He loved to sign thousands of blank sheets for lithographs ~ Ana María

Whatever the exact status may be now of Mr Allen or his reputation, his Midnight in Paris (2011) was unjustly fêted, and To Rome with Love (2012), the following year, no more justly neglected, though both treat of visiting the past, and of regret : Midnight's literal vehicle takes Gil (Owen Wilson) back to such remarkable times, with remarkable people, as Miss Dalí treats of. Yet – except excused as Gil's fantasy wish-fulfilment that sees a disaffected Inez (Rachel McAdams) and him in Paris (i.e. if it is in his dream, what does it matter ?) – too many ways in which these writers and artists they have been visualized and / or portrayed in Allen's film grates not a little, such as the portrayal of Luis Buñuel or Dalí himself, as well as how, anachronistically, some of the men are dressed so informally⁵.

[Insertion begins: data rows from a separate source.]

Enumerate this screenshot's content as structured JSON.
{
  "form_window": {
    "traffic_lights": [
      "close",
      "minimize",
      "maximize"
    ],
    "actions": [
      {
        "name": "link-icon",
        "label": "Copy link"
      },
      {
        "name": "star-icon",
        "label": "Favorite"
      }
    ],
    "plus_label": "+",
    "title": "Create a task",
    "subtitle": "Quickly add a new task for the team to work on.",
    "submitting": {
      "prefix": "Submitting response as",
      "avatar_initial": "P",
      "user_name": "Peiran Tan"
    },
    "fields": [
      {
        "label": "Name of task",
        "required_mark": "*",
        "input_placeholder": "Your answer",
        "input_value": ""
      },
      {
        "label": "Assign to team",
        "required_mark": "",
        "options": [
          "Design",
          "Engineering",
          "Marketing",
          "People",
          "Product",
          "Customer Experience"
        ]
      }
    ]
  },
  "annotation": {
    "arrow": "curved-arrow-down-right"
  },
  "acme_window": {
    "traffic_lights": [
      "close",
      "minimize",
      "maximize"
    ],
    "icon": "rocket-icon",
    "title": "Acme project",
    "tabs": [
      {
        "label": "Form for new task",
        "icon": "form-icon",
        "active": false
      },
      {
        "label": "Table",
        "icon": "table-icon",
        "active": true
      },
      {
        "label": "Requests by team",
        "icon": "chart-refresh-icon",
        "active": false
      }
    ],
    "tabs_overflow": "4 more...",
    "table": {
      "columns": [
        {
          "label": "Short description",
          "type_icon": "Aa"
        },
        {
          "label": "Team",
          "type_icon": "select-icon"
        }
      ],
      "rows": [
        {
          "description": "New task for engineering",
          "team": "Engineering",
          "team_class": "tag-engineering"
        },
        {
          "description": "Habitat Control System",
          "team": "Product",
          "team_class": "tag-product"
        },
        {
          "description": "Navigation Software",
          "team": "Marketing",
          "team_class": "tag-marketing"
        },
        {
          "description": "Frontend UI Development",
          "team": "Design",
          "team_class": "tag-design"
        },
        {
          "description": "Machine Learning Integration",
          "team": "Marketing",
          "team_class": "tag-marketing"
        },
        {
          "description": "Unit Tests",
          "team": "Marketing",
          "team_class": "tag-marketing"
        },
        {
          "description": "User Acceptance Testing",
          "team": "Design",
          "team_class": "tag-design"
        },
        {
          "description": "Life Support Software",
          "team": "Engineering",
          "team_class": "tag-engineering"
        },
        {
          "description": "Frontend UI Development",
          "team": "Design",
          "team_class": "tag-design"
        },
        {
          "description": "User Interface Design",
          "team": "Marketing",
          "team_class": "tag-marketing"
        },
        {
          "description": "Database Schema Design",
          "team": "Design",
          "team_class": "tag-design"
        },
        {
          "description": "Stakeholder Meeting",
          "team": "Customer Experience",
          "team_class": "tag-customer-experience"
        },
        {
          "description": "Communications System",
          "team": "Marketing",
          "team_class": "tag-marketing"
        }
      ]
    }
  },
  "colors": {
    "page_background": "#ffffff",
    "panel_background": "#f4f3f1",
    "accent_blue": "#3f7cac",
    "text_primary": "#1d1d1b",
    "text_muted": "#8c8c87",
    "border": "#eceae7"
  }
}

Director and co-writer Ventura Pons has already shown himself too savvy, with the multiple facets of how scenes play and re-play in El virus de la por (The Virus of Fear) (2015) [which screened during #CameraCatalonia in the following year], to be pegged solely to the view-point of Dalí’s sister Anna Maria [Ana María], who (later in life, and played by Siân Phillips) is the 'Miss Dalí' of the title. Which is to say that, although the ostensible work of the film is to tell it as she saw it (via the medium of her reminiscences when her friend Maggie visits, whom she knows from when she was at the University of Cambridge), it is not its purpose simply to endorse or validate Ana María Dalí’s account or perspective :

It's a good story, written by a cunning and brilliant man… - to distract curious fools ~ Maggie

It is Maggie (Claire Bloom) who is shown, as if in a very understanding confessional, to be validating how Ana María feels, and endorsing why she might have resentments that she does not feel able to forgive, for her sake - rather than for our benefit as such. As the film goes on to show us, it was the outrage of Ana María and her remaining family at Salvador's biased autobiography for his own selective purposes, The Secret Life (1942), that was sufficient reason for her to publish her riposte in Salvador Dalí vist per la seva germana (1949).

In other filmic terms, we might think how Mike Leigh, in Mr. Turner (2014), confounds the art-establishment tradition of nobilizing Turner as aristocratic (rather than demotic). In Miss Dalí, by contrast, we see Dalí becoming more haughty, as he cultivates strangeness, and cannot, as his family does not easily overlook distancing himself from his Catalan roots, and courting the Fascists against his Republican education...

When I die, I will be totally cured ~ Salvador Dalí

At root, Ventura Pons' film embodies a sister's abiding love and admiration for the brother with whom she had shared her early years :

But he is still Dalí. One of the greatest figures in twentieth-century painting. The art was greater than the man.

End-notes :

¹ As had been suspected, these words have been taken from Ana María Dalí’s writing, in Chapter IX of Salvador Dalí vist per la seva germana, where we read – in the French translation : Comme la proue coupe l’eau, le présent pénêtre dans l’avenir, en laissant une trace d’inquiétude.

Ana María Dalí ~ Salvador Dalí : vu par sa sœur, p. 99. Arthaud, France, 1961.

² Faber and Faber Limited, London, 1997.

³ This exchange, at The Mad Hatter's Tea-Party, is likewise quoted in the #UCFF preview for Jean-François i el sentit de la vida (Jean-François and The Meaning of Life) (2018) : ça va ici aussi !

⁴ When this image comes onto the screen, during footage from Un chien andalou (1929) that the film shows, some might want to turn away, for a few seconds, at this point…

⁵ In fact, one would far rather not be in Gil's company at all, but in that of the truly fantastical Drako Zarharzar (@DrakoZarharzar) in Toby Amies' highly effective personal portrait, The Man Whose Mind Exploded (2012), of a man who knew people such as Salvador Dalí, because he modelled for him.

Unless stated otherwise, all films reviewed were screened at Festival Central (Arts Picturehouse, Cambridge)